- First, it was detecting COVID, now tech can analyze your voice for signs of depression and other mental health problems. (Axios)
If you or someone you know may be considering suicide, call 988 or message the Crisis Text Line by texting HOME to 741741.
What are you hearing about this ‘nightmare’ variant, XBB?
A new variant, XBB, is on the rise in Southeast Asia and is causing cases to skyrocket in places like Singapore. Some people are dubbing it a “nightmare” variant because it seems able to evade immunity. But we’re not panicking just yet, and you shouldn’t either. XBB isn’t very different from the new variants that are here in the US, BQ 1 and BQ1.1, which also have found ways to avoid immunity (from vaccination and previous infection).
We’re hearing some younger people are sicker after getting the updated bivalent booster. Is that true?
No, there’s no difference in side effects from this booster than from any other COVID vaccine. You’re exactly as likely to feel side effects as you were with your previous two or three shots. Side effects include body aches, fatigue, fever, and pain at the injection site, and generally last less than a day. Many people have no reaction at all.
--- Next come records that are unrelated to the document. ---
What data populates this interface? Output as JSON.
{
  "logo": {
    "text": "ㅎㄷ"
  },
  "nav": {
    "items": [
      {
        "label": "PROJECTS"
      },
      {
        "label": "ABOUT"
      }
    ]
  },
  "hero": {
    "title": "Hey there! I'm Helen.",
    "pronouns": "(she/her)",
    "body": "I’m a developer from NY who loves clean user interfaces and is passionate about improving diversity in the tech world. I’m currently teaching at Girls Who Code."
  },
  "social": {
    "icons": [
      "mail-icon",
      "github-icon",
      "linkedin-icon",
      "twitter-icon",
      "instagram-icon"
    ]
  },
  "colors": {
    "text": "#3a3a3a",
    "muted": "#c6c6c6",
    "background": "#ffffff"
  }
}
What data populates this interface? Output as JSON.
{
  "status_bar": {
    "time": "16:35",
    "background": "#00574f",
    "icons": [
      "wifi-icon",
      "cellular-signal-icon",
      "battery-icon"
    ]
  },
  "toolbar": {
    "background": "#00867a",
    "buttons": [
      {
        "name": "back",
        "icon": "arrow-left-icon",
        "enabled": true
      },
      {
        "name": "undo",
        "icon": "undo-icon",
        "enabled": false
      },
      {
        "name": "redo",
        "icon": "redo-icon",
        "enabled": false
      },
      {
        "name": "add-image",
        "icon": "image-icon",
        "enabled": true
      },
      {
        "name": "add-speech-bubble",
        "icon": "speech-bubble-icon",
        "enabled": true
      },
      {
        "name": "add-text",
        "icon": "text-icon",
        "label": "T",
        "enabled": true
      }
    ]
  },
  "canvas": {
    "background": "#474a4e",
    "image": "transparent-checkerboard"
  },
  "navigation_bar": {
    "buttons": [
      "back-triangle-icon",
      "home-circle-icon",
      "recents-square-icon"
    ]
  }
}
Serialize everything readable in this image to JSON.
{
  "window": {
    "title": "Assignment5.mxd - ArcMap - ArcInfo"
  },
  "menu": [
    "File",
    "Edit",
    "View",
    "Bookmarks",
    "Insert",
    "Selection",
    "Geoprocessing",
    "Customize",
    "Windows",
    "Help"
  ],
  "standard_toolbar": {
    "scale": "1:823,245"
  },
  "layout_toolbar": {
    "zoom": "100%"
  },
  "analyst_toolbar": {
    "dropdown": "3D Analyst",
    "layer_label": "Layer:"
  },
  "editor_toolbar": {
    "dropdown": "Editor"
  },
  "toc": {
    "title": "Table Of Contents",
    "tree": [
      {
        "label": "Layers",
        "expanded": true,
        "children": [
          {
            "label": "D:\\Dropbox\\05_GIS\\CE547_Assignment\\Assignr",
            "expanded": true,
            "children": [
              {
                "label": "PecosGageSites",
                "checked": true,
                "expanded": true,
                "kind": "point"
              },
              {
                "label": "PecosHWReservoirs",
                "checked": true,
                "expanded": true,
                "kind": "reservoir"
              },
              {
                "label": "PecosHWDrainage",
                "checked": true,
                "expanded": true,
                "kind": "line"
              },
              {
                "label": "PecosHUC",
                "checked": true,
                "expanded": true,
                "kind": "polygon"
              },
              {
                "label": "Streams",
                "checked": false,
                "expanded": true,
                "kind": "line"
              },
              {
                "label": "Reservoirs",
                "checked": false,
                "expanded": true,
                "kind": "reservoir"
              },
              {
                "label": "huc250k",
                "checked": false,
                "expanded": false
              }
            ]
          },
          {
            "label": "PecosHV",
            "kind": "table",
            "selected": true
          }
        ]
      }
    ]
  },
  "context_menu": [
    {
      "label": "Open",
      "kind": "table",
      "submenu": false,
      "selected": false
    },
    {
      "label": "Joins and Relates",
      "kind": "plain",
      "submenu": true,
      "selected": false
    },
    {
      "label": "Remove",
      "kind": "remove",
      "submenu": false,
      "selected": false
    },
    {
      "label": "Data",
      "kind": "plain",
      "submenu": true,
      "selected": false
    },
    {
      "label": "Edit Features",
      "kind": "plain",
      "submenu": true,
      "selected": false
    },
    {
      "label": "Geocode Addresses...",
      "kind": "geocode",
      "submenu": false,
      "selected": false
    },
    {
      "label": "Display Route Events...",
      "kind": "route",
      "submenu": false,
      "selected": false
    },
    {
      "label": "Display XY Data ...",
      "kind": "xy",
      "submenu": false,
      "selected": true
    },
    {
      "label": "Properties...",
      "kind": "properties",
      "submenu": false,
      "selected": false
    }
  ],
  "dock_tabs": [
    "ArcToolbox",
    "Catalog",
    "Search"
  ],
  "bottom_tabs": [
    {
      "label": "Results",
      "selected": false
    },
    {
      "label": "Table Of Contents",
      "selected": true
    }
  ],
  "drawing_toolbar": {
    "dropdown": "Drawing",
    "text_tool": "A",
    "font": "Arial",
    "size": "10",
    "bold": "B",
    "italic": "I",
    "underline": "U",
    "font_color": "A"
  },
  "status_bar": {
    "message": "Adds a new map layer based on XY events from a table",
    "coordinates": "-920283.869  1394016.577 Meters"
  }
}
So, if you haven’t already, go out there and get your updated booster ASAP before the next surge hits!
The CDC website still says you can get sick for 14 days after exposure, even though the guidelines all say 10 days? Why?
The CDC pages are confusing! It's technically true that you could develop symptoms up to two weeks after exposure, but it's extremely rare. It's also getting rarer - as the virus mutates and new variants enter the scene, the incubation period (the time between exposure and symptom onset) has gotten shorter. Back in 2020, it was more than 6 days on average, but for Omicron it's averaging between 3 and 4. The vast majority of people will get sick by Day 10. The 14-day references on the CDC are likely a holdover since the original version of the virus had a much longer incubation period than the ones that are currently circulating, and because it's technically still possible, even though the vast majority will be under 10. You can feel confident that using 10 days will catch nearly every case, especially given that Omicron sub-variants make up nearly all cases in the U.S. and most of the world now.
I heard that the COVID vaccine is going to be mandatory for schools. Is that true?
No! It’s not true, even though you may have seen it on social media and Tucker Carlson. The ACIP, the CDC’s vaccine advisory board, met over the last two days where they discussed lots of different vaccines, including the COVID vaccine. They added the COVID shots to the Vaccines for Children program, which allows uninsured children to get vaccines for free, even if the federal government stops purchasing vaccines (which they’ve said they will stop in the new year). The CDC hasn’t and can’t mandate vaccines for school children - that’s determined at the state and local level. Right now, different states have different rules. Most states require Hepatitis B vaccine, but six don’t, while only three require the HPV vaccine. So, some states will likely make COVID vaccines mandatory, and many others won’t.
Next pandemic may come from melting glaciers, new data shows | The Guardian